    I have started to use a financial software and it helps the OCD freakshow in me stay concentrated. And Kev, I’m pretty sure those words have come out of my mouth too!

  • Reply DCS |

    In your late 20s you stop remembering and have to figure it out. By your mid 30s you stop caring enough to bother and just say “I was born in 1971” (or whatever) and let the questioners do the math themselves if they want to.

    As for motivation – do a chart (like in Your Money or Your Life) and track expense categories. Eventually it becomes a lifestyle and you stop needing so much motivation. In other words, you don’t need motivation not to buy music because it never occurs to you to buy it in the first place.

  • Reply Rini |

    Yup, spreadsheet. Every day.

    Although for me, it’s less about the fear and more about the “what are we doing? how fast are we doing it? can we do it faster? when will we be done? when will we hit ? how much have we spent on this month? this week? last week? how about this time last year? how will our budget change when our rent goes up? when I get that raise? when child support inevitably rises?”

    So I guess “less fear, more obsession”.

    Our first ~6 months of debt reduction, I balanced our accounts AT LEAST once a week. Every weekday for certain accounts. I made plans and projection and budgets and trackers.. every view I could dream up. I still have two different debt snowball projectors that I keep up-to-date. (One uses simple estimation, but pulls its data directly from our financial tracker; the other is about as accurate as I can make it, but requires manual updates from time to time.)

  • Reply Dara |

    For us, it was constant communication on where we were at with our debt payoff. It was very motivating to see small debts paid off, then moving on to the next one.

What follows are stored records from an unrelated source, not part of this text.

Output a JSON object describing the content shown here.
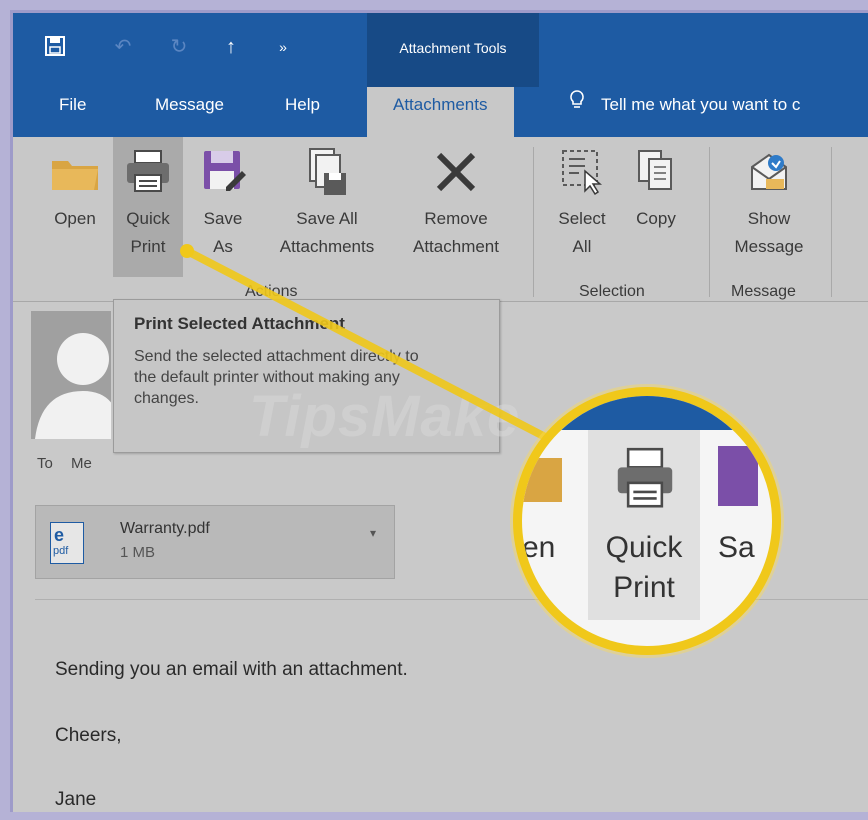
{
  "titlebar": {
    "contextual_title": "Attachment Tools",
    "qat_icons": [
      "save-icon",
      "undo-icon",
      "redo-icon",
      "up-arrow-icon",
      "more-icon"
    ]
  },
  "tabs": {
    "file": "File",
    "message": "Message",
    "help": "Help",
    "attachments": "Attachments",
    "tell_me": "Tell me what you want to c"
  },
  "ribbon": {
    "open": "Open",
    "quick_print": [
      "Quick",
      "Print"
    ],
    "save_as": [
      "Save",
      "As"
    ],
    "save_all": [
      "Save All",
      "Attachments"
    ],
    "remove": [
      "Remove",
      "Attachment"
    ],
    "actions_group": "Actions",
    "select_all": [
      "Select",
      "All"
    ],
    "copy": "Copy",
    "selection_group": "Selection",
    "show_message": [
      "Show",
      "Message"
    ],
    "message_group": "Message"
  },
  "tooltip": {
    "title": "Print Selected Attachment",
    "body": "Send the selected attachment directly to the default printer without making any changes."
  },
  "message": {
    "to_label": "To",
    "to_value": "Me",
    "attachment_name": "Warranty.pdf",
    "attachment_size": "1 MB",
    "attachment_type": "pdf",
    "lines": [
      "Sending you an email with an attachment.",
      "Cheers,",
      "Jane"
    ]
  },
  "zoom": {
    "left_partial": "en",
    "quick_print": [
      "Quick",
      "Print"
    ],
    "right_partial": "Sa"
  },
  "watermark": "TipsMake",
  "colors": {
    "ribbon_blue": "#1e5ba3",
    "highlight_yellow": "#f0c81a",
    "ribbon_bg": "#c8c8c8"
  }
}
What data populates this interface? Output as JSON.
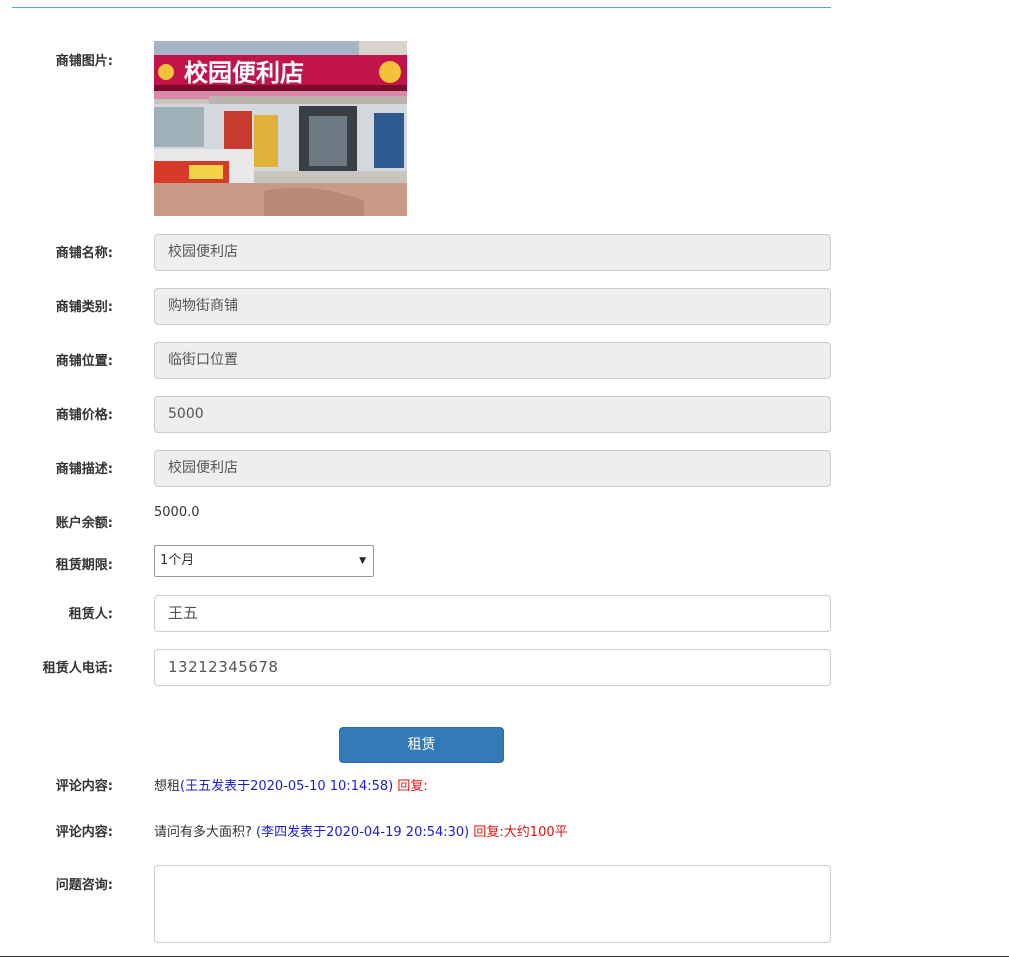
{
  "labels": {
    "image": "商铺图片:",
    "name": "商铺名称:",
    "category": "商铺类别:",
    "location": "商铺位置:",
    "price": "商铺价格:",
    "description": "商铺描述:",
    "balance": "账户余额:",
    "period": "租赁期限:",
    "tenant": "租赁人:",
    "phone": "租赁人电话:",
    "comment": "评论内容:",
    "inquiry": "问题咨询:"
  },
  "shop": {
    "sign_text": "校园便利店",
    "name": "校园便利店",
    "category": "购物街商铺",
    "location": "临街口位置",
    "price": "5000",
    "description": "校园便利店"
  },
  "account": {
    "balance": "5000.0"
  },
  "form": {
    "period_selected": "1个月",
    "tenant": "王五",
    "phone": "13212345678",
    "submit_label": "租赁"
  },
  "comments": [
    {
      "text": "想租",
      "meta": "(王五发表于2020-05-10 10:14:58)",
      "reply_label": "回复:",
      "reply": ""
    },
    {
      "text": "请问有多大面积?",
      "meta": "(李四发表于2020-04-19 20:54:30)",
      "reply_label": "回复:",
      "reply": "大约100平"
    }
  ],
  "colors": {
    "accent": "#337ab7",
    "comment_meta": "#1c1cd6",
    "comment_reply": "#e01010",
    "readonly_bg": "#eeeeee"
  }
}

    Also, Quicken used properly, is a great tool. But, just telling your money where to go each month is the key to being successful at debt reduction, and becoming wealthy. No matter what tool you choose to use.

    Listen to Dave Ramsey on Fridays. Hear all those weird people call in debt free, and that will for sure motivate you to keep on track.

    We paid off over $48,000 in about 18 months. It can be done!

  • Reply Beks |

    Dara – what an inspiration! $48,000? I couldn’t do that because of my mortgage but wow! I wish I could!

So, what do you think ?